## TASK ITEM
Each line of the data below that contains "icon" must be copied.

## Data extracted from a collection
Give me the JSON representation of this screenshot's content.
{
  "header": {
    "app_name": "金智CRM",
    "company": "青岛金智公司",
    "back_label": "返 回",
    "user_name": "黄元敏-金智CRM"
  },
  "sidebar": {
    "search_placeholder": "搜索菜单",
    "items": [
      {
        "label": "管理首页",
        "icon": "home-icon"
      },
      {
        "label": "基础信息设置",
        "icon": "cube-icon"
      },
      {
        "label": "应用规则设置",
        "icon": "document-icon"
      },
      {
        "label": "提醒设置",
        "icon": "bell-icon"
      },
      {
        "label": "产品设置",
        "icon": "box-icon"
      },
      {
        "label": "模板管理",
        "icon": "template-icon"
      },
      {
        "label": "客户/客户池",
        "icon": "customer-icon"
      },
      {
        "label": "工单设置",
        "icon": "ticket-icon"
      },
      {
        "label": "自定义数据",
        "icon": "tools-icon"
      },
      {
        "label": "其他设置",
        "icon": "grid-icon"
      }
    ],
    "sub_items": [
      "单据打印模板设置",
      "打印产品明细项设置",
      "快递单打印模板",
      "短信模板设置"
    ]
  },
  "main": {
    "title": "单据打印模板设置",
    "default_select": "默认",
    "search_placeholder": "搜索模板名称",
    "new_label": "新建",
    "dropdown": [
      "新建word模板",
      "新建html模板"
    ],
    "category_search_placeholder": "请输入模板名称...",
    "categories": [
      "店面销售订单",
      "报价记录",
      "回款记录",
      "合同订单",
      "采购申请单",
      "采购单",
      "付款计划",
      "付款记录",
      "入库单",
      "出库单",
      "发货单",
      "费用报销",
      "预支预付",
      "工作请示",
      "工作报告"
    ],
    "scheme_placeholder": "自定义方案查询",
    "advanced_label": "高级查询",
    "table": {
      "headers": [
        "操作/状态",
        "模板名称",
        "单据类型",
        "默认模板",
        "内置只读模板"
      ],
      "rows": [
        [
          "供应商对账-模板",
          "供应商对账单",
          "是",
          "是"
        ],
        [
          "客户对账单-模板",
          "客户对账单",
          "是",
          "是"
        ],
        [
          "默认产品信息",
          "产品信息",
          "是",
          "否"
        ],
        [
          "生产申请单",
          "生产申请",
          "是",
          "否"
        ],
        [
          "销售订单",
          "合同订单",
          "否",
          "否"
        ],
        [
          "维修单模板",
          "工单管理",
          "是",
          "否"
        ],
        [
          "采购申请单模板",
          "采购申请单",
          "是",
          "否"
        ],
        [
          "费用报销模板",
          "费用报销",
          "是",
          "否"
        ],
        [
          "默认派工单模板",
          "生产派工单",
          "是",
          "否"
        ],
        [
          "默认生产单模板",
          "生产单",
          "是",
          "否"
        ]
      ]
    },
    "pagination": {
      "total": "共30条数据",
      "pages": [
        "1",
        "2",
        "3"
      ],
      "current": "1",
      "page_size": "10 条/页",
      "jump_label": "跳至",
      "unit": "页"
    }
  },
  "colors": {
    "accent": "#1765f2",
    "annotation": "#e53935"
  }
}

## SOLUTION FOR THIS EXERCISE
        "icon": "home-icon"
        "icon": "cube-icon"
        "icon": "document-icon"
        "icon": "bell-icon"
        "icon": "box-icon"
        "icon": "template-icon"
        "icon": "customer-icon"
        "icon": "ticket-icon"
        "icon": "tools-icon"
        "icon": "grid-icon"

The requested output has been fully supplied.